I draw a lot from desire, because sexuality and the codes of attraction are basic to understanding the construction of gender. I have straight friends with a lot of tomboy feathers who don’t fit into the desire system and have to perform their femininity in a very forceful way. Marcus is a flirt and that’s what he bases his way of interacting with. He has a not at all hegemonic aesthetic of masculinity and, like other drags, they only paint a mustache, he wears a lot of makeup. With that, he devirtualizes masculinity, mixing the masculine and the feminine to confuse the viewer and produce desire in any orientation and gender identity.

The drag queen is a well-known and normalized practice for years. But the drag king has been very invisible. Is it because of the criticism of masculinity, because a woman does it, or because of both?

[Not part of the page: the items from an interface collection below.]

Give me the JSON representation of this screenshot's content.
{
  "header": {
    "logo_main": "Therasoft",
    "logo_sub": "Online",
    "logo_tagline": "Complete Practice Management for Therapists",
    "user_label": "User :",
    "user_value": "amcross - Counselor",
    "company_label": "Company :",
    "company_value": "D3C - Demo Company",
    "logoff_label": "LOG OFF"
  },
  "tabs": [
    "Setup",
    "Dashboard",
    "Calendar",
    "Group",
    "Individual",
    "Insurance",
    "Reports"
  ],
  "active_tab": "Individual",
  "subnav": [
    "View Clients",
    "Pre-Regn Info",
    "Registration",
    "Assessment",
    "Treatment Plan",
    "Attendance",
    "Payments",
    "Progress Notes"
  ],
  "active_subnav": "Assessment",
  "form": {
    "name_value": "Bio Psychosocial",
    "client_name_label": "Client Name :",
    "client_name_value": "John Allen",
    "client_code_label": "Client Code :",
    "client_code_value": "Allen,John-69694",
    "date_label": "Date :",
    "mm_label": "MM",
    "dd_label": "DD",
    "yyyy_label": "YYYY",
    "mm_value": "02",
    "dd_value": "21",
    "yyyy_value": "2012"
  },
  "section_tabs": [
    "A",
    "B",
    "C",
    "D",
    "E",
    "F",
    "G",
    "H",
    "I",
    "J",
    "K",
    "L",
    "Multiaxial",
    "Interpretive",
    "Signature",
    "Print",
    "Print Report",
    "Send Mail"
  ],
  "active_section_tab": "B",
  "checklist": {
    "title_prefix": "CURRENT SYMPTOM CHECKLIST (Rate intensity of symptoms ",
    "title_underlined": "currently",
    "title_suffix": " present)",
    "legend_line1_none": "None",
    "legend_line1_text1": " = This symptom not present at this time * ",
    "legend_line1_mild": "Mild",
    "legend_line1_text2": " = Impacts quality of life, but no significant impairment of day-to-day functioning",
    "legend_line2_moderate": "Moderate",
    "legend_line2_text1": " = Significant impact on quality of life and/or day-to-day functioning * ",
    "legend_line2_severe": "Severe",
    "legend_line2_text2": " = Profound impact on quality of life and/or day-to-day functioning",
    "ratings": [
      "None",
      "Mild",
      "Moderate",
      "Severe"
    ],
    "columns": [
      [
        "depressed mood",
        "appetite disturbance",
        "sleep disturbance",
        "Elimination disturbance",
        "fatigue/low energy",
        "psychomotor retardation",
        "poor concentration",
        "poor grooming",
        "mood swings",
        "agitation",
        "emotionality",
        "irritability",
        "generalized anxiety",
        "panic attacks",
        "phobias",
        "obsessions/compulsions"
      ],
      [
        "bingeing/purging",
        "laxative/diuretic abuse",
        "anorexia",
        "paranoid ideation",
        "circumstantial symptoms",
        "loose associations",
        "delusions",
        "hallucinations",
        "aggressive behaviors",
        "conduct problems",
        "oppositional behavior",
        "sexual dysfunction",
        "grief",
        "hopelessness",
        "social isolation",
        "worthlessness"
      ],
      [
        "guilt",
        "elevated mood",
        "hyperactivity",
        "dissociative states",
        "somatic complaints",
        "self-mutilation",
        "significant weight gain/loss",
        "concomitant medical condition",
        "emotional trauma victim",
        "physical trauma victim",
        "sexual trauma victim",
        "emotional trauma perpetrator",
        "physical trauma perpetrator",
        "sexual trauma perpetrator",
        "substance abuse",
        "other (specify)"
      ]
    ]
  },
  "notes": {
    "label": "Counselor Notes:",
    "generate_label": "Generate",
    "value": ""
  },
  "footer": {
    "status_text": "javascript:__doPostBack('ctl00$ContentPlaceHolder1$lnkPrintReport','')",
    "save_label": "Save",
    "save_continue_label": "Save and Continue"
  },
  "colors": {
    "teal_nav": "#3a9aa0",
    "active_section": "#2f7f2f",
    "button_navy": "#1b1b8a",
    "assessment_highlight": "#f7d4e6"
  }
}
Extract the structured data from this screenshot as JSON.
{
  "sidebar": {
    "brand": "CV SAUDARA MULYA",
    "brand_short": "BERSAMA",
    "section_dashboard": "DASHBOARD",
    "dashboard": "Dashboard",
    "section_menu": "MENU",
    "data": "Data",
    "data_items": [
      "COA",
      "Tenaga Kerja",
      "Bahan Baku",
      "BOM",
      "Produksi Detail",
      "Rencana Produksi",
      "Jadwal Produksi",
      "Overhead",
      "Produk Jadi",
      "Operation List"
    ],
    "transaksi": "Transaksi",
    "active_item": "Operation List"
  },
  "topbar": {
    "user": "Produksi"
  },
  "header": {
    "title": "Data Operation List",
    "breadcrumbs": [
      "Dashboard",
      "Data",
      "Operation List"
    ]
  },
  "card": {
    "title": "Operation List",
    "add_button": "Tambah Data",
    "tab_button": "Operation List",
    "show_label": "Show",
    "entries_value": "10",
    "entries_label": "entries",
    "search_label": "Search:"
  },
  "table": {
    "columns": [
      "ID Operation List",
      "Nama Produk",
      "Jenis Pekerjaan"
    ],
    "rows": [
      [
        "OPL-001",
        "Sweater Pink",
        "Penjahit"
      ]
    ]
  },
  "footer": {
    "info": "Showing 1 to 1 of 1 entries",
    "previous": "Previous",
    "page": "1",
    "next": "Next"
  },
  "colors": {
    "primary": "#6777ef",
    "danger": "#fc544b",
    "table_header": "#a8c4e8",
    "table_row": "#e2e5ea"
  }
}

A bit of everything: total misogyny. When I started in Chueca I took a lot of hosts, many came to me to ask me why I was there if I was a girl. And look, again the misogyny showing up, even in the LGBT community. And this becomes much harder if on top of that, as is my case, you are a lesbian. There is a very strong patriarchal discrimination to which capitalism is added, which believes that women are not a valid market niche and we are not good at doing our job. We have to prove everything many more times than men, who enjoy a permissiveness that allows them to be mediocre. They don’t let us be amateurs, because we don’t have a safety net, and that greatly affected drag king visibility.

I guess the fact that masculinity is made fun of doesn’t help either.

Attacking masculinity is hitting where it hurts the most. Of course we are invisible, friend, because we make a frontal attack. And it’s so much fun! Especially when you see gentlemen in the front row, very uncomfortable. My technique is to introduce them into the show, so as not to let them exercise the role of power. Because when someone looks at you badly, you tend to deflate, especially when you’ve had a very feminine upbringing, focused on fear and being complacent. That’s why whenever I see someone uncomfortable, I dedicate my show to them. And it works, because even if they don’t want to, many end up questioning their masculinity. Most of my friends, when they make toxic boasts, they stop and say, “shit, I’m already doing drag king.” Well yes, that is.